This meant giving up a certain level of control and trusting in the others involved, but there was an exquisite and unusual joy in travelling to London to see the opera for the first time, having not been very involved in the process for some months. It was as if the entire drama, music and scenery that had been running through my head when I was writing the libretto had been magically conjured – though of course it was not magic but the incredibly hard work of many talented people.
Some contemporary opera companies work more collaboratively throughout the project, and I suspect if I had been based in London I could have been more involved along the way, but it is good to have these different experiences. We need to be able to give the work away, which is what we do when we give it up to the minds of readers and audiences.
Following on from a review in The Observer (https://www.theguardian.com/music/2017/feb/26/snow-opera-story-echo-rising-stars-philharmonia-salonen-tansy-davies-review), a theatre company in Brussels contacted us and asked if they could stage the libretto, partly translated into German, and performed as a theatre piece with music. That will be taking place in October and I hope to travel there to see the work take yet another form.
Could you tell me which of your performance pieces you have most enjoyed creating?
JL: Each is a new joy to create and has its own emotional body and intellectual skin.
Whether I’m writing for the page or for performance, on my own or with others, for sharing in an art gallery or on an operatic stage, each time it’s the act of bringing these new creations into the world and the hope they will connect with other human beings that is so stimulating and makes life, for me, worth living.
CS: I think in the collaboration with J it would be the performance we did for the Alice Neel show at Talbot Rice for art late – we started writing only about 2 weeks before the event so the writing was very rapid and fresh. We also had a great audience on the night and the work was really fun to read as it had a lot of expression and humour to it. We did it twice over in the same evening which was also interesting.
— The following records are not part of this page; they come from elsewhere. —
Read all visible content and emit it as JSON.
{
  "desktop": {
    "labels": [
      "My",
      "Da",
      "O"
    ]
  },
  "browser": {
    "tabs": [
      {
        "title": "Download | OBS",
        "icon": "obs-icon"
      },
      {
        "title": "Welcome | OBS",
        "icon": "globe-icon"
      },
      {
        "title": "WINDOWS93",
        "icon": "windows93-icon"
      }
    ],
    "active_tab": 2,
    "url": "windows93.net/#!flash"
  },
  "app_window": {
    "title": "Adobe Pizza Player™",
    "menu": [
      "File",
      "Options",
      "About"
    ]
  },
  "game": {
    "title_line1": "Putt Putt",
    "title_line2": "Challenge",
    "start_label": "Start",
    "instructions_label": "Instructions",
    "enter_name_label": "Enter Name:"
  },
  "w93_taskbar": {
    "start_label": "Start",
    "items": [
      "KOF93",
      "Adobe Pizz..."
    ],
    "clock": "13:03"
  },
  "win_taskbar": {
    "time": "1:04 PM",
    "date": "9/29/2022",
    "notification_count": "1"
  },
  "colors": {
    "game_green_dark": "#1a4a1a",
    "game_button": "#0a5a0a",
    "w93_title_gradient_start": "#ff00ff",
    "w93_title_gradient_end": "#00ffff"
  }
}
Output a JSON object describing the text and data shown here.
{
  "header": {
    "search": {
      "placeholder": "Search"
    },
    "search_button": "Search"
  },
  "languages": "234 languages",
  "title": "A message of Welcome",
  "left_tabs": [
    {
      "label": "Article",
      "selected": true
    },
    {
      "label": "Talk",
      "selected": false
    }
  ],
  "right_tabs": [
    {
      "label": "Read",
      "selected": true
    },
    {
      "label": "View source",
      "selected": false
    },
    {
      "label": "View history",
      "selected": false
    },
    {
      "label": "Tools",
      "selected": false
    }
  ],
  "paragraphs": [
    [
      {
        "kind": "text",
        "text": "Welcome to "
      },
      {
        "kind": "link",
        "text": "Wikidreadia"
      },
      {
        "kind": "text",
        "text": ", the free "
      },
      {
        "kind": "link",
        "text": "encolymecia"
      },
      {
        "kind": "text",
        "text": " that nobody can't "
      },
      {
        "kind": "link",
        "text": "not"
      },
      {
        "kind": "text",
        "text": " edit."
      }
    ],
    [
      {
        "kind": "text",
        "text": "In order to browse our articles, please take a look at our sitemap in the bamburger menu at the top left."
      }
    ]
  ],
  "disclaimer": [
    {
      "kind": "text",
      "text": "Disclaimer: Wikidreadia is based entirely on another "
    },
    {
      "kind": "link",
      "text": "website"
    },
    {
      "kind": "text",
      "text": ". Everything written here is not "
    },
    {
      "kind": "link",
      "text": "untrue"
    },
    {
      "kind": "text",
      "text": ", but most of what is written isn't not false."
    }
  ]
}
In terms of my solo practice it would be a series of hour-long semi-improvised performances as part of the show Muscle Theory at Reid Gallery, GSA. It was an opportunity to see how the work evolved over time and the relationship with the audience was quite intimate.
To explore the work of both artists, click on the links below to browse their artist websites: